Apparently it's hunting season. I've overheard some locals talking it up and even saw a guy carrying a rifle downtown--we are in the West. Lots of pick-up trucks, ball caps and a few cowboy hats. I had my first rattlesnake encounter--it was the sound that was more startling than the snake--he gave me a nice warning I took to heart.

If I'm home, or near home I get to hear music every day, a couple of times. Each day at 4:30 loudspeakers all over base play the national anthem. Wherever you are, or if you're driving, you are to stop in your tracks, face the direction of the flag, and listen. I find myself trying to work around it if I'm withing earshot--not that I don't like the anthem, it just feels a little...staged. And, because we have a German squadron based here, on Wednesdays they play the German anthem first, then ours. It's only hospitable I suppose. The whole thing reminds me of the organized way of living in Japan, where every little town had their loudspeakers play a song at 6pm. We would make up our own words to those.

So I'm not sure about the 4:30 call to patriotism, but what is growing on me is the 10 pm playing of "Taps," every night. At first it was a little startling--I felt like I was living in a movie and was reminded that any of our people could be called away to fight and die at any time. Now I'm finding it painfully quieting. It is a reminder of what could happen, is happening, and of our purpose here, and that is just, well, true.

Thursday, September 17, 2009

Back On the Horse...

Well I got bucked off the writing horse.

I think it was the move, the traveling, the adjustments to a new life and place--I'll even blame feeling under the weather for a few days. It takes some time to even figure out what I feel about a new life and a new environment, and I don't feel quite like myself here yet.

There are a couple of ways to get back on a horse you've been thrown off...I know this from experience.
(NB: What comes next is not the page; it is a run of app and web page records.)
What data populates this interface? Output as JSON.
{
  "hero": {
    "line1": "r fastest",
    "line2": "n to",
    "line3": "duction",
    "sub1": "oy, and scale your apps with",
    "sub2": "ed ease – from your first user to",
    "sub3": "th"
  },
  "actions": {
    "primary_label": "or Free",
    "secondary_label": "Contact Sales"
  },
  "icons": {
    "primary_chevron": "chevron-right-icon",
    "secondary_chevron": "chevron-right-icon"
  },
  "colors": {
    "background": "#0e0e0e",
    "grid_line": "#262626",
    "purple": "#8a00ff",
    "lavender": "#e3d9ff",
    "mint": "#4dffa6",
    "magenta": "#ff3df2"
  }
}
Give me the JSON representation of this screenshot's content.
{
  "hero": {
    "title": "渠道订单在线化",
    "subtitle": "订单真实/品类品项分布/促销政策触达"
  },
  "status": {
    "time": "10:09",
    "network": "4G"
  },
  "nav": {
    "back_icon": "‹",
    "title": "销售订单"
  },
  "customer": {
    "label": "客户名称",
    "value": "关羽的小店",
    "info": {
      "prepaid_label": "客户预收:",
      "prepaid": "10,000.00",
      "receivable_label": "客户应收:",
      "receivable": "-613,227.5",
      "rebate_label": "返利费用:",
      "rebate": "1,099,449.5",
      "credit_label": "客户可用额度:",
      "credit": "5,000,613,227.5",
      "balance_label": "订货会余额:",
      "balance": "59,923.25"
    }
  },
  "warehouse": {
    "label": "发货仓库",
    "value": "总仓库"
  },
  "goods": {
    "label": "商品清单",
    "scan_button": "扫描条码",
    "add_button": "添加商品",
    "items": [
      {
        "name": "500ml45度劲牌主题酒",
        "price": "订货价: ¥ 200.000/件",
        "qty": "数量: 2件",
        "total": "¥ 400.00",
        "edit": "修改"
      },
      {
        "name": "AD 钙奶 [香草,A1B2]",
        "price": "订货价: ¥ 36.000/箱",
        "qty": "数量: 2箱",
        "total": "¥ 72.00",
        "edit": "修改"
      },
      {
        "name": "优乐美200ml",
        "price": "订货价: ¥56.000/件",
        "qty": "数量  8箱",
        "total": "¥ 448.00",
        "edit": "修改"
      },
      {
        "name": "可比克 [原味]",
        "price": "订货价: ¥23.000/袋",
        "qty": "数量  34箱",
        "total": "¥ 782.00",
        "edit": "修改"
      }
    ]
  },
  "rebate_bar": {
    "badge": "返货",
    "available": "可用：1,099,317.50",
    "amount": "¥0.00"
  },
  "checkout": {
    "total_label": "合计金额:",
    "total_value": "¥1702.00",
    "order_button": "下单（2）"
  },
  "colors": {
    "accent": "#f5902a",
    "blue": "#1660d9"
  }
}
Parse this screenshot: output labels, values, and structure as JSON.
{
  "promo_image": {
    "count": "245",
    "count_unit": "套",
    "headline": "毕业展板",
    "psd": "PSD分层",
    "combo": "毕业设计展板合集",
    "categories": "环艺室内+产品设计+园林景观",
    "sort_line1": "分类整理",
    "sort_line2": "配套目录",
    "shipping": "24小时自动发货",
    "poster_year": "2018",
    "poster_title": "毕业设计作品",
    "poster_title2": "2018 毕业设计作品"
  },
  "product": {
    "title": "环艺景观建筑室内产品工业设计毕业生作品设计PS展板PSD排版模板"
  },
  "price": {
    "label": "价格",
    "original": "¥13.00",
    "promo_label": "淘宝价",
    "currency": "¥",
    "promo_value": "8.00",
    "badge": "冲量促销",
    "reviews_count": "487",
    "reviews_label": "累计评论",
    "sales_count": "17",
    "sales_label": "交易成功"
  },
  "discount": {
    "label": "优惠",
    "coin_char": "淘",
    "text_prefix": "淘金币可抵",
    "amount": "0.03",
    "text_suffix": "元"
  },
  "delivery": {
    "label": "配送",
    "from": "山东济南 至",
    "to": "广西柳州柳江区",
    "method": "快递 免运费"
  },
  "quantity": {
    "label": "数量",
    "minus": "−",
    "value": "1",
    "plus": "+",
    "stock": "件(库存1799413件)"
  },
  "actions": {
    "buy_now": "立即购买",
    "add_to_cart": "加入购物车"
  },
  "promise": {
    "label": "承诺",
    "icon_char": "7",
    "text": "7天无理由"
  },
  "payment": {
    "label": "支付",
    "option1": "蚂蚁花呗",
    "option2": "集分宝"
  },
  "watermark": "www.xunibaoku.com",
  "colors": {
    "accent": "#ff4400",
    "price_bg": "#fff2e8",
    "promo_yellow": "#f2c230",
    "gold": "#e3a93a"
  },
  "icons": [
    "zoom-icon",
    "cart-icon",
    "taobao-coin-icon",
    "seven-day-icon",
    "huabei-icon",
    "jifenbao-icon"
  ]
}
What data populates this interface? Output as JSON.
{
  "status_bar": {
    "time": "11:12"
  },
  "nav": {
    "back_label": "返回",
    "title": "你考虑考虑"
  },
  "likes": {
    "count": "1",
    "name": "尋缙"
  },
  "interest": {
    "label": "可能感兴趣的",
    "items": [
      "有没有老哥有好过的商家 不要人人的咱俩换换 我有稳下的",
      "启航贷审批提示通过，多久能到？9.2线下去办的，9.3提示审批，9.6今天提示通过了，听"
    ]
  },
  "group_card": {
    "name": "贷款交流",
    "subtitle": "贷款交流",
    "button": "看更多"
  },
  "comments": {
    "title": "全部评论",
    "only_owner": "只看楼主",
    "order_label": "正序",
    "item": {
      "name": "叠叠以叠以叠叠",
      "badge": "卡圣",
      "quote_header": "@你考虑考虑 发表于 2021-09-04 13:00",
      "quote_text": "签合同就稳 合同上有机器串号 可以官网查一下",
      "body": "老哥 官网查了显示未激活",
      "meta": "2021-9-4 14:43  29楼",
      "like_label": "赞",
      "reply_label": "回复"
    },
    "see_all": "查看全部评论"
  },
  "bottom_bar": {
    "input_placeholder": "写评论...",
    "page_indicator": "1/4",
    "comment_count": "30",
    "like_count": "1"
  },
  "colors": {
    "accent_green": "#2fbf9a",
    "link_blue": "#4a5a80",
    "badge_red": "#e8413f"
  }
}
You can jump on, grab that mane and hang on, hoping you stay on and gain control before you're thrown again...OR, you can take your time, try to manage the horse close to a fence, be still and quiet, climb up the fence and slowly ease yourself back into the saddle. Maybe the horse won't even know your back on until your set and ready to deal with the beast.

Anyone who knows me knows I'm going to take my time...